Problem
Wherever the word "this" appears in the entries, copy the whole line.

--- Given information Enclosed Below ---

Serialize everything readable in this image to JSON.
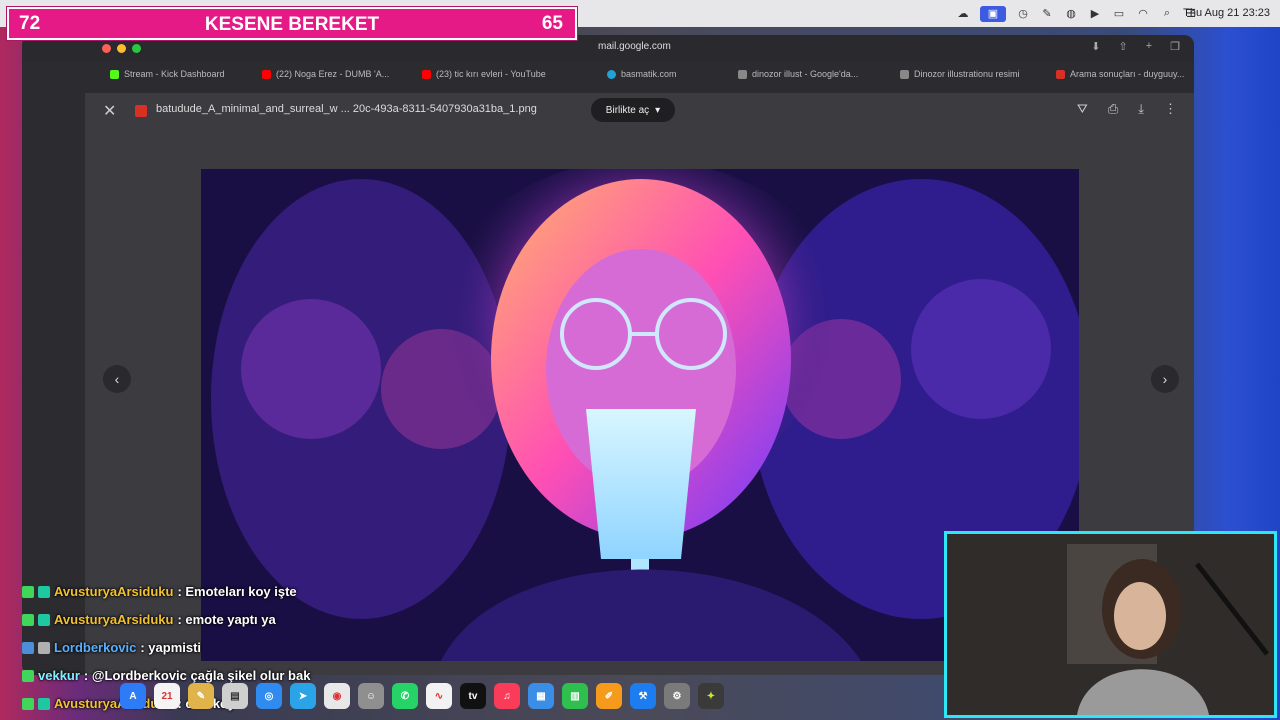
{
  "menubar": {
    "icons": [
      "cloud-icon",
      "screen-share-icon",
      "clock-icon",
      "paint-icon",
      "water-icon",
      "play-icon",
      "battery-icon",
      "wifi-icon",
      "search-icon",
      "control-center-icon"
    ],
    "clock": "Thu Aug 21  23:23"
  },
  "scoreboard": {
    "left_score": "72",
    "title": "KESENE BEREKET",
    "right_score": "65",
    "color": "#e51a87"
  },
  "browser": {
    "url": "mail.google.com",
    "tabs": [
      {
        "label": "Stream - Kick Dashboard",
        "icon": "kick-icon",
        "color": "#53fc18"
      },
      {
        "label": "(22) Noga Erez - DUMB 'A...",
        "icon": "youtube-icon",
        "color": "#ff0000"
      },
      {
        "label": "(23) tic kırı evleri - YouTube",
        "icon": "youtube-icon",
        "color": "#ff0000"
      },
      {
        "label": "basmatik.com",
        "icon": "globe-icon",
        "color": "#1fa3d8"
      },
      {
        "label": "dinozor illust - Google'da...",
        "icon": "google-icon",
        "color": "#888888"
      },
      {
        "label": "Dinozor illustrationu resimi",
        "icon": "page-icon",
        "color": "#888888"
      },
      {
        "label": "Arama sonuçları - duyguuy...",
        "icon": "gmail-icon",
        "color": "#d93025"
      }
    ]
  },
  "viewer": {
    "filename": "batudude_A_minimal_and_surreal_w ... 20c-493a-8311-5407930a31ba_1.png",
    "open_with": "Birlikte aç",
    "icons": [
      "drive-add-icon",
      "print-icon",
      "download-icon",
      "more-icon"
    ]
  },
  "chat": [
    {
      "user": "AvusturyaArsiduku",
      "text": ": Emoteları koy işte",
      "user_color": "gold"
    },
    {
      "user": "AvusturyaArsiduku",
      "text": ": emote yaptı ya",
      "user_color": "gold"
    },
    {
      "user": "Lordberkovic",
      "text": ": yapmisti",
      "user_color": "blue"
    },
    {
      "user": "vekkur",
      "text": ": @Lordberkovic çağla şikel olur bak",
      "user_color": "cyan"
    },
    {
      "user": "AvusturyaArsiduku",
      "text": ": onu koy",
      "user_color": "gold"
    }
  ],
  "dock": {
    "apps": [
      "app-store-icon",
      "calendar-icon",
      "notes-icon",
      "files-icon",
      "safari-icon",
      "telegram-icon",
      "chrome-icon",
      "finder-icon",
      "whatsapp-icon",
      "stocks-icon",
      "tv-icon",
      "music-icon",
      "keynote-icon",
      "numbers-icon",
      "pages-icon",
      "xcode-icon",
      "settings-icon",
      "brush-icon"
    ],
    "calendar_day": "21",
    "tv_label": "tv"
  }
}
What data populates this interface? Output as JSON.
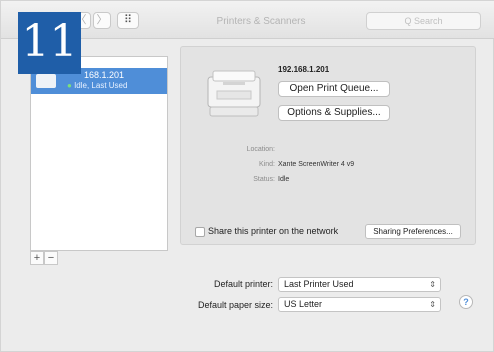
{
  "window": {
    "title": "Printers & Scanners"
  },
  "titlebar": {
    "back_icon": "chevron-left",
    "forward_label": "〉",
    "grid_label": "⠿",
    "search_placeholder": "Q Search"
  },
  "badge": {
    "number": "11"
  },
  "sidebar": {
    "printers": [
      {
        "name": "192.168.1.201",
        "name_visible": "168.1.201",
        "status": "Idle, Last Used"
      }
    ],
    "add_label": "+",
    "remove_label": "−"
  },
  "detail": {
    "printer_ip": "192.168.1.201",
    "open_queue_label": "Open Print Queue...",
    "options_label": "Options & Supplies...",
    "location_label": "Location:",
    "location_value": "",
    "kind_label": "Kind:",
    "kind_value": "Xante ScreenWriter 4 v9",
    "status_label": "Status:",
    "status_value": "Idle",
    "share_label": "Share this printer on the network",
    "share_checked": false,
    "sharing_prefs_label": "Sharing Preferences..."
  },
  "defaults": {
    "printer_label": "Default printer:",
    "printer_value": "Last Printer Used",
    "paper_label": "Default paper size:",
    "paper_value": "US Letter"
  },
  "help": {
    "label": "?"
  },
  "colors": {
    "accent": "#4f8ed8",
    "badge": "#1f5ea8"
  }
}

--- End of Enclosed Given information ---

Exercise response
Serialize everything readable in this image to JSON.
What data populates this interface? Output as JSON.
    "share_label": "Share this printer on the network",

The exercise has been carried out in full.